  • 1
    $\begingroup$ Doesn't your $\omega$ contain the cube of $x=01$? $\endgroup$
    – Tony Huynh
    Apr 12, 2011 at 10:27
  • 1
    $\begingroup$ Oh, sorry, I had misunderstood the definition of cube-free. I thought that $x$ was just a single symbol, not a word in $\{0,1\}^*$! $\endgroup$ Apr 12, 2011 at 10:31
  • 1
    $\begingroup$ This construction gives a countable infinity of cube-free words. I would imagine there would be an uncountable infinity. $\endgroup$ Apr 12, 2011 at 13:00
  • 1
    $\begingroup$ @Tony: Wow. I didn't think of that. Thanks! $\endgroup$ Apr 12, 2011 at 13:15
  • 1
    $\begingroup$ Gerry asks a question related to his comment above at mathoverflow.net/questions/61615 $\endgroup$ Apr 14, 2011 at 1:56

Lemma: Someone only able to speak an infinite cubefree word can convey information at least $1/24$ of the speed of an ordinary person able to speak an arbitrary binary sequence.

Proof: Consider the following period-$12$ sequence over the alphabet $\{ 0, 1, ?\}$:

$S = (001?010?1011)^{\infty}$

Now suppose $T$ is a sequence derived from $S$ by replacing each $?$ with a $0$ or $1$.

  • $T$ clearly has no words of the form $xxx$ for a single digit $x$.

If we take alternate digits in $T$, we obtain $(010011)^{\infty}$. The only cubes in this sequence have length a multiple of $6$, hence:

  • If $T$ contains a word of the form $WWW$, where $W$ has even length, then $W$ has length divisible by 12.

  • Also, $T$ contains a word of the form $WWW$ where $W$ has length $3$ if and only if two question marks in the same dodecad $(001?010?1011)$ are both zero.

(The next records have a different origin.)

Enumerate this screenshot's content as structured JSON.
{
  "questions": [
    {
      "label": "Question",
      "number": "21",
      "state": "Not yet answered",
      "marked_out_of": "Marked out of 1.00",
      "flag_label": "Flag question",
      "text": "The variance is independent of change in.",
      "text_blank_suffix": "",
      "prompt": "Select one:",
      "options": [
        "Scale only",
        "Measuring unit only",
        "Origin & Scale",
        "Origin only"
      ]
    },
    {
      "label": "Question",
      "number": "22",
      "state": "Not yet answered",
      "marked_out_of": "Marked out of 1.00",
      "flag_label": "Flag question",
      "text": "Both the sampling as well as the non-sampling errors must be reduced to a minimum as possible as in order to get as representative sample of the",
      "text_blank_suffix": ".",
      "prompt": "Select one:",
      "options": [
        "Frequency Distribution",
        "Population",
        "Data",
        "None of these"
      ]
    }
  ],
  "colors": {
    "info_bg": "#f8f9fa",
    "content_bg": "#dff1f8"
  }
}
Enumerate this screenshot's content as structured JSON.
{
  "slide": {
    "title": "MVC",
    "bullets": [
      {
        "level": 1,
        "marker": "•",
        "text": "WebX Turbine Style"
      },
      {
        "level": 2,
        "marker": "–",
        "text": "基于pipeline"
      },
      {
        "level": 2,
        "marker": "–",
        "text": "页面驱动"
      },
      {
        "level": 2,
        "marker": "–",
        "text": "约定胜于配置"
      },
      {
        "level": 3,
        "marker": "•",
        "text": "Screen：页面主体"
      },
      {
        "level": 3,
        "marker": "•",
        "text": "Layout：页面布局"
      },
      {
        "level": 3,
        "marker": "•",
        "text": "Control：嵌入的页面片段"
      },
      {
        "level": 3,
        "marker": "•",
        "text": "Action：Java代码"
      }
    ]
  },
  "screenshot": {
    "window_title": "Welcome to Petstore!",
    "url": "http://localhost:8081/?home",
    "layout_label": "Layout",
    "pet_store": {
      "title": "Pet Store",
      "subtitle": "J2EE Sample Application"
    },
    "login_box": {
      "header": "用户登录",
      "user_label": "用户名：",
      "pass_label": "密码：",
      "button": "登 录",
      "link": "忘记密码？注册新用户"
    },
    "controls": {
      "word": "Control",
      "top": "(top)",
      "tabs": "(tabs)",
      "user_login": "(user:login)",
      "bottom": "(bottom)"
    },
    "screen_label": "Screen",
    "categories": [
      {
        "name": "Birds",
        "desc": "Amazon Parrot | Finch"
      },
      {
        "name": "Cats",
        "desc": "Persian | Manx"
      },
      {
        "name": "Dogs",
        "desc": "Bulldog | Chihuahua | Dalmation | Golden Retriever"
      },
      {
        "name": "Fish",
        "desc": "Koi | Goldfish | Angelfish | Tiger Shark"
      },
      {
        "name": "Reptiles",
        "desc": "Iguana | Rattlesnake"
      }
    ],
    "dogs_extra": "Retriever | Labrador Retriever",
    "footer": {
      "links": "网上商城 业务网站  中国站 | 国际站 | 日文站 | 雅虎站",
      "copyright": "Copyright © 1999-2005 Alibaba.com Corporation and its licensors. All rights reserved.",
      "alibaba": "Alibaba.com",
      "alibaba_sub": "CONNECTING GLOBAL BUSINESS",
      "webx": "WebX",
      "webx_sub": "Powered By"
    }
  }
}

Assert that this will not happen.

  • If $T$ contains a word of the form $WWW$, where $W$ has length divisible by $3$, then $W$ has length divisible by $12$.

Hence we are only worried about words of length coprime to or divisible by $12$.

  • If the length of $W$ is $\pm 1 \mod 12$, then the existence of $WWW$ is ruled out by the proof of the non-existence of $xxx$.

  • Similarly, it is easy to observe that there are none of length $\pm 5 \mod 12$.

So any word of the form $WWW$ in $T$ requires $W$ to have length divisible by $12$.

Now begin with any tripleless sequence over $\{A, B\}$ (such as the Thue-Morse sequence) and apply the substitution rules:

$A \mapsto (001001011011)$

$B \mapsto (0011010?1011)$

Then we obtain an infinite word over $\{0, 1, ?\}$ such that:

  • Every replacement of the question marks with digits yields an infinite cubefree word.
  • Every icositetrad contains one question mark.

The result follows.

  • $\begingroup$ Oops, $w$ should be $x$ (a single digit). $\endgroup$ Jan 9, 2015 at 22:15
  • $\begingroup$ This is a very nice result. Are there analogous results for other power-free words? $\endgroup$ Jan 12, 2015 at 0:40

Your Answer

By clicking “Post Your Answer”, you agree to our terms of service, privacy policy and cookie policy

Not the answer you're looking for? Browse other questions tagged or ask your own question.